= Aim of the exercise =
In the records below, some lines contain the word "window". Copy each of them.

= Provided records =

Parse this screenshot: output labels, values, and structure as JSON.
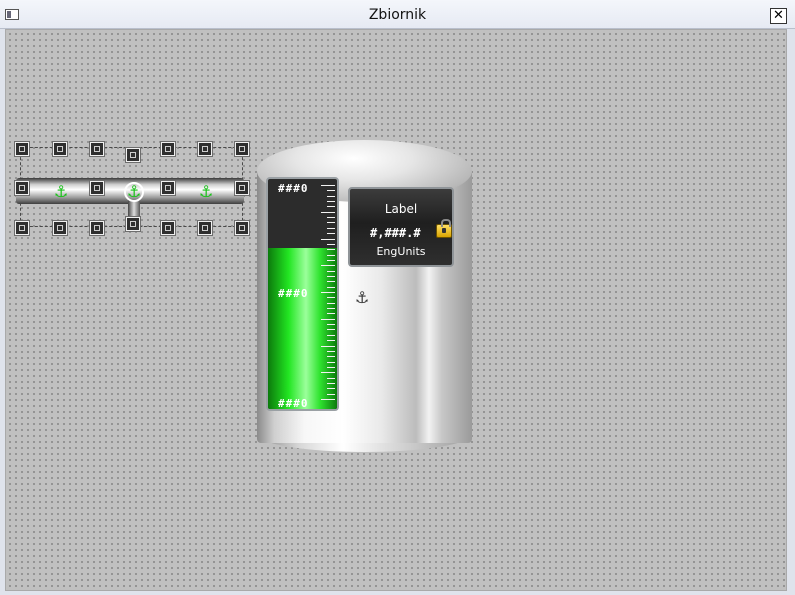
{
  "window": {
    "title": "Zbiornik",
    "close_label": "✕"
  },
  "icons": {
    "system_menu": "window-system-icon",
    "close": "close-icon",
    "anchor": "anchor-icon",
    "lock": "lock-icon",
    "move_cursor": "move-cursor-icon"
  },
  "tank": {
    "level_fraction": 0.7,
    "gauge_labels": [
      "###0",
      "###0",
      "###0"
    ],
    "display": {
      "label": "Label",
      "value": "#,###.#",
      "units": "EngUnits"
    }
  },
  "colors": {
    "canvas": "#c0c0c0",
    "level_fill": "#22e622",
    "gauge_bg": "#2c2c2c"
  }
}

= Solution for this problem =
  "window": {
    "system_menu": "window-system-icon",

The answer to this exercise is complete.